EXERCISE DIRECTIONS: For the data below, report how many lines contain the string "encountered" and write nothing more.

Saved entries
____________________

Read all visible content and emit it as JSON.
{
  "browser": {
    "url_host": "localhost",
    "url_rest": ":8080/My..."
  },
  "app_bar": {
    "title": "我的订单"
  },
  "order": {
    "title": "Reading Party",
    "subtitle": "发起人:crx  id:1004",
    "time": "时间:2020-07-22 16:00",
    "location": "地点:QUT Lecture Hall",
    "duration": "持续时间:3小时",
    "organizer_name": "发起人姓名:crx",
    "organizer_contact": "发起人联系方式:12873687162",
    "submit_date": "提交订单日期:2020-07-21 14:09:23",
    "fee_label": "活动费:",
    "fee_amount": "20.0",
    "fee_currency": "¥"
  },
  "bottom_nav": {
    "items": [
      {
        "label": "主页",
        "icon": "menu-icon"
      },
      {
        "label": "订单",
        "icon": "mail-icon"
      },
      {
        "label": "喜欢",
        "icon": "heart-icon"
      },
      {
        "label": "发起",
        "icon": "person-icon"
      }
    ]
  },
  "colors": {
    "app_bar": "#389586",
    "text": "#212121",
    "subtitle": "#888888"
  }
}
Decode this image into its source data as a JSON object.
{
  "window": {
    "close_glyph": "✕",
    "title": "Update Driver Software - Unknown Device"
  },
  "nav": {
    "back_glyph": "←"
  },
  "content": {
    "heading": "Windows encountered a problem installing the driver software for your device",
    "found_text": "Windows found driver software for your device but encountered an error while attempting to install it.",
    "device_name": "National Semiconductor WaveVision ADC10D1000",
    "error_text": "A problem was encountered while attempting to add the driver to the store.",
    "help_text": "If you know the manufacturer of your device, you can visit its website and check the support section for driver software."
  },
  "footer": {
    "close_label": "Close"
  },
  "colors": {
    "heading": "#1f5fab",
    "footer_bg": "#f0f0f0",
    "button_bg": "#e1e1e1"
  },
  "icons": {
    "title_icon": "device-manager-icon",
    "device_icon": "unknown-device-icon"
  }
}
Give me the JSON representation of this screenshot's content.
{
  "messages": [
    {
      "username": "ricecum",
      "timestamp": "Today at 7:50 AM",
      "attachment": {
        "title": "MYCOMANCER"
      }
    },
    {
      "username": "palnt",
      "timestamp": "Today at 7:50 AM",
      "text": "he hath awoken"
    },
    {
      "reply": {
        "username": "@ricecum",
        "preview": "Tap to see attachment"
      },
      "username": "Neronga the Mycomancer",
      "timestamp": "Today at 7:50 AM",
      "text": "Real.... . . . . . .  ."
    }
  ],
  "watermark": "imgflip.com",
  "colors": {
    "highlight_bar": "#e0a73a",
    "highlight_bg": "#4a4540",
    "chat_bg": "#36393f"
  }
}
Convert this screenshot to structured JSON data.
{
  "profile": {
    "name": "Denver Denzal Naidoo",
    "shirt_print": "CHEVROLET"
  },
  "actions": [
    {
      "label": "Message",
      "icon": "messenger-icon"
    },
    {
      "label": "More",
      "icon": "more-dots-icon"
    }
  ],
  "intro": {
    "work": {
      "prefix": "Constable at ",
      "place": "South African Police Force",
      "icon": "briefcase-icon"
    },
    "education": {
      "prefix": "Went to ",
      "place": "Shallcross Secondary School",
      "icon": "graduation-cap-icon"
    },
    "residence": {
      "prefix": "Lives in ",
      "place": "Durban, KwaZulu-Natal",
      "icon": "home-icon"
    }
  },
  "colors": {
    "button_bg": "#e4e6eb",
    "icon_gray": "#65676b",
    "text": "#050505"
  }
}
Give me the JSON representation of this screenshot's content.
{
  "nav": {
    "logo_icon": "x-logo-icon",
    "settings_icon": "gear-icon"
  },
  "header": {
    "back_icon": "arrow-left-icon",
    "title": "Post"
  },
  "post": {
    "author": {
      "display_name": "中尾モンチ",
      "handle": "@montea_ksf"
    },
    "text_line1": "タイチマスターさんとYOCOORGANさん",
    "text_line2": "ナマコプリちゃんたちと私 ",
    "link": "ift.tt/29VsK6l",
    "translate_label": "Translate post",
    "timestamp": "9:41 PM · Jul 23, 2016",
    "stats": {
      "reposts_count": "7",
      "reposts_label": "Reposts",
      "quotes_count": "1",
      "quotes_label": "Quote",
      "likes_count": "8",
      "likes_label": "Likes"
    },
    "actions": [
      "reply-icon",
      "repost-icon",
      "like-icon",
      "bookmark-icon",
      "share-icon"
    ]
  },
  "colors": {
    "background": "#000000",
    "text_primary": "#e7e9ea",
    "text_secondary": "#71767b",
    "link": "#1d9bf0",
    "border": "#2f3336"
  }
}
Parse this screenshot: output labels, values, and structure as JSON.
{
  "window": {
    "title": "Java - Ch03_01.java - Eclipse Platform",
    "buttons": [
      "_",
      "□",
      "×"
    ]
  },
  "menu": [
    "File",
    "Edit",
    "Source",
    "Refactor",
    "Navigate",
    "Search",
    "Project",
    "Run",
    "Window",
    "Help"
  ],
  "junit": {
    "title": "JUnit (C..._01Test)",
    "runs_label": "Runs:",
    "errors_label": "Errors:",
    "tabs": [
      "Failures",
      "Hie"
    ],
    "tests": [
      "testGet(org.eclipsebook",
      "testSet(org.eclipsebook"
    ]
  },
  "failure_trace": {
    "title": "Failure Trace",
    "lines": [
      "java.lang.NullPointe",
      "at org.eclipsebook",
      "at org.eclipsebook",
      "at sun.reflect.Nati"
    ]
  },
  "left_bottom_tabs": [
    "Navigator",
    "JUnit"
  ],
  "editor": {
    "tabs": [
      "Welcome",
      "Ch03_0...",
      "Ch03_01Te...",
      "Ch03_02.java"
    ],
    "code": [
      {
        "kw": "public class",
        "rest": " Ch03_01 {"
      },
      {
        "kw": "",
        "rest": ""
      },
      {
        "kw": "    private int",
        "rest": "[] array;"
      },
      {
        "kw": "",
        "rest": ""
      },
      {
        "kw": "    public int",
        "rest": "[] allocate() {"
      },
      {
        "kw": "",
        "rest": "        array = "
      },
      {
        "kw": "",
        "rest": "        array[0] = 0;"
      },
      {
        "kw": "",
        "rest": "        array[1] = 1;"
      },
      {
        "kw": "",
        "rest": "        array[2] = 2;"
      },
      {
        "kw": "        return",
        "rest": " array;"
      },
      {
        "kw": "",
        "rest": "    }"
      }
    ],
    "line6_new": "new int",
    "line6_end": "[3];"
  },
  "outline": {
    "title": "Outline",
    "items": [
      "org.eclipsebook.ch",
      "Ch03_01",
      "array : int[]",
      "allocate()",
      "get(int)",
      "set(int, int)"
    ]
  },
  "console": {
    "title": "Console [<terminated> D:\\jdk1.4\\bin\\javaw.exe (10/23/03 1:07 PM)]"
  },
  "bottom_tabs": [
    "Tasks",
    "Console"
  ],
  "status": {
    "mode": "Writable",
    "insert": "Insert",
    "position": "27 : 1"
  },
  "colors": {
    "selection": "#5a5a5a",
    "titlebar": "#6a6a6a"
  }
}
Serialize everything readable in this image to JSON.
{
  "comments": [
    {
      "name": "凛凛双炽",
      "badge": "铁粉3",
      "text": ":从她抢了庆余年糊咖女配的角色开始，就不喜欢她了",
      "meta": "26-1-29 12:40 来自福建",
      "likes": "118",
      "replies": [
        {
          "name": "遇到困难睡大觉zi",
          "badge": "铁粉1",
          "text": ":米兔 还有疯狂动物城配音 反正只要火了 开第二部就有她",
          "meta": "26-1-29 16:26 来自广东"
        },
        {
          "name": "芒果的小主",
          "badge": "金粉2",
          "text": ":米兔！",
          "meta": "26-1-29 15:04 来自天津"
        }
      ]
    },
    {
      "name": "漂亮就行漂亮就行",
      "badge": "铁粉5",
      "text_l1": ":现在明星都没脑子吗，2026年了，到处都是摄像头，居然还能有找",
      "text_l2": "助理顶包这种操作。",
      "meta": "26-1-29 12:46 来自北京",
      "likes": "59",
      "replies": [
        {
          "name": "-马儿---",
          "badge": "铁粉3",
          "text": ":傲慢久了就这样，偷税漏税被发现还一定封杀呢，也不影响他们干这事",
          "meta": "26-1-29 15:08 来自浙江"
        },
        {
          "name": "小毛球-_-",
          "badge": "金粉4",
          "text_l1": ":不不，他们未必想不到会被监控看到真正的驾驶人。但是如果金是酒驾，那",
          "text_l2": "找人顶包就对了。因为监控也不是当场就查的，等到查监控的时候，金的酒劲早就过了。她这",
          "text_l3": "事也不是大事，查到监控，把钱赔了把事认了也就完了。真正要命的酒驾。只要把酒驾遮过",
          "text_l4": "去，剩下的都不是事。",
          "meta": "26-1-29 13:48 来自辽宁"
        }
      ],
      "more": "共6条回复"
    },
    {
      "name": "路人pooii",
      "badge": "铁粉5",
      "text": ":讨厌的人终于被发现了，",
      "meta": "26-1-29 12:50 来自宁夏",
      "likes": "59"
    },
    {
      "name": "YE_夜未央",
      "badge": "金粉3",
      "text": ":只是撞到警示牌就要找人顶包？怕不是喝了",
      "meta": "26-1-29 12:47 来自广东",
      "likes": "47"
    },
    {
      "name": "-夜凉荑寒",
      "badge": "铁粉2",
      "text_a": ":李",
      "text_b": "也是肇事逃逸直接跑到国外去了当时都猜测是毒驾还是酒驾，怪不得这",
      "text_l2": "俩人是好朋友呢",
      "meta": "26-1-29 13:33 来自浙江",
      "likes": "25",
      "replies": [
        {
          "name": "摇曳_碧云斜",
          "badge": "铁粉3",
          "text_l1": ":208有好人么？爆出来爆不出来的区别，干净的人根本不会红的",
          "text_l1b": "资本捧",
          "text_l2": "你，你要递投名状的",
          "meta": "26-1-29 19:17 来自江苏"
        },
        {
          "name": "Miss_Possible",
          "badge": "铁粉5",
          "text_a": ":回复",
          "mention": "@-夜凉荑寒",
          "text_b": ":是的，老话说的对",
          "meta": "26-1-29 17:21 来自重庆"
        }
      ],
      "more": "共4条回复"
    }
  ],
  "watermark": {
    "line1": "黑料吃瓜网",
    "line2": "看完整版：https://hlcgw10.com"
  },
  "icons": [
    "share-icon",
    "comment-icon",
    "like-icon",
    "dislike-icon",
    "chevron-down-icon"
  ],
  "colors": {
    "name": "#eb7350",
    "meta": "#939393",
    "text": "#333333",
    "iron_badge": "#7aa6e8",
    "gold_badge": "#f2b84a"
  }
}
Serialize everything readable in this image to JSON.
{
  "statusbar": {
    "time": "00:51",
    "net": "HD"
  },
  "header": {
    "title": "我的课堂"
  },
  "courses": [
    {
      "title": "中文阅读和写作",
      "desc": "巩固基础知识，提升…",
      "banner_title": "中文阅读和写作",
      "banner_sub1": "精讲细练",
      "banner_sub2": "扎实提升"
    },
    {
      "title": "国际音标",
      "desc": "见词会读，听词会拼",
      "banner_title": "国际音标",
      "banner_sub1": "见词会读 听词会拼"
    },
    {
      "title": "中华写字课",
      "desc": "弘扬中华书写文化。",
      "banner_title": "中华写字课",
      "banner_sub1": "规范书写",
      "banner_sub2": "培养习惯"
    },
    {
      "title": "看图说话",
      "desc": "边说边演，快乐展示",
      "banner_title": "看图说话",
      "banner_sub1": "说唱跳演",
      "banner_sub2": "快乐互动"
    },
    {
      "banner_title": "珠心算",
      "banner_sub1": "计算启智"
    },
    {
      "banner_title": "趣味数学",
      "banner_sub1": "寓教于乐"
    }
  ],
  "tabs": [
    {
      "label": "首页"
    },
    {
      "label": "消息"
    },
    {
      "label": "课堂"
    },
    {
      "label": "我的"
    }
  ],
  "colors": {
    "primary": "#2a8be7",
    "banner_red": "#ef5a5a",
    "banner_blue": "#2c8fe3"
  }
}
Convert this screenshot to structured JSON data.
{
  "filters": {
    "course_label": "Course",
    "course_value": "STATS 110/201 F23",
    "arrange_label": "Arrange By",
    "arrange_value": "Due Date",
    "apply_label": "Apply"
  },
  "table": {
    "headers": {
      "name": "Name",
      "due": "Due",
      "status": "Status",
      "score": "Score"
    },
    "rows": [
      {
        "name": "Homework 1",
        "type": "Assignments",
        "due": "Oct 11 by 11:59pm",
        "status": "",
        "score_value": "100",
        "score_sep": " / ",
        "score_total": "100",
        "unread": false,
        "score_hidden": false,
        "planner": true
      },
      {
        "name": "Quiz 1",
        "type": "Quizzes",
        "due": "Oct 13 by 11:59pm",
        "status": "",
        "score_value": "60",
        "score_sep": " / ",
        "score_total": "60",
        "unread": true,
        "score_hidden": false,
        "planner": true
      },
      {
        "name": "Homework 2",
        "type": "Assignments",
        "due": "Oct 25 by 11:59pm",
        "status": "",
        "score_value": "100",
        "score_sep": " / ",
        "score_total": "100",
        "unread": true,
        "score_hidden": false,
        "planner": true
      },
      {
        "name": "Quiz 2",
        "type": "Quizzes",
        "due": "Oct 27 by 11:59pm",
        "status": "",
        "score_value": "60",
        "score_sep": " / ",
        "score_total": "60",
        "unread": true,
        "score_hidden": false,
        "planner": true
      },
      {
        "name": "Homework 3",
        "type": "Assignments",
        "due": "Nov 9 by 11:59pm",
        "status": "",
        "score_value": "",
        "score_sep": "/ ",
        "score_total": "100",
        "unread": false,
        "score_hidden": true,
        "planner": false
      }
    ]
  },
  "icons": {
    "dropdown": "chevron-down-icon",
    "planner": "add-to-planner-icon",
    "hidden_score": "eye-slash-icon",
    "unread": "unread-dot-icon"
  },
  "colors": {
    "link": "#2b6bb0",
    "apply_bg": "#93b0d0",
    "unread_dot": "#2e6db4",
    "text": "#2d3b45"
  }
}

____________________

WORKED SOLUTION: 3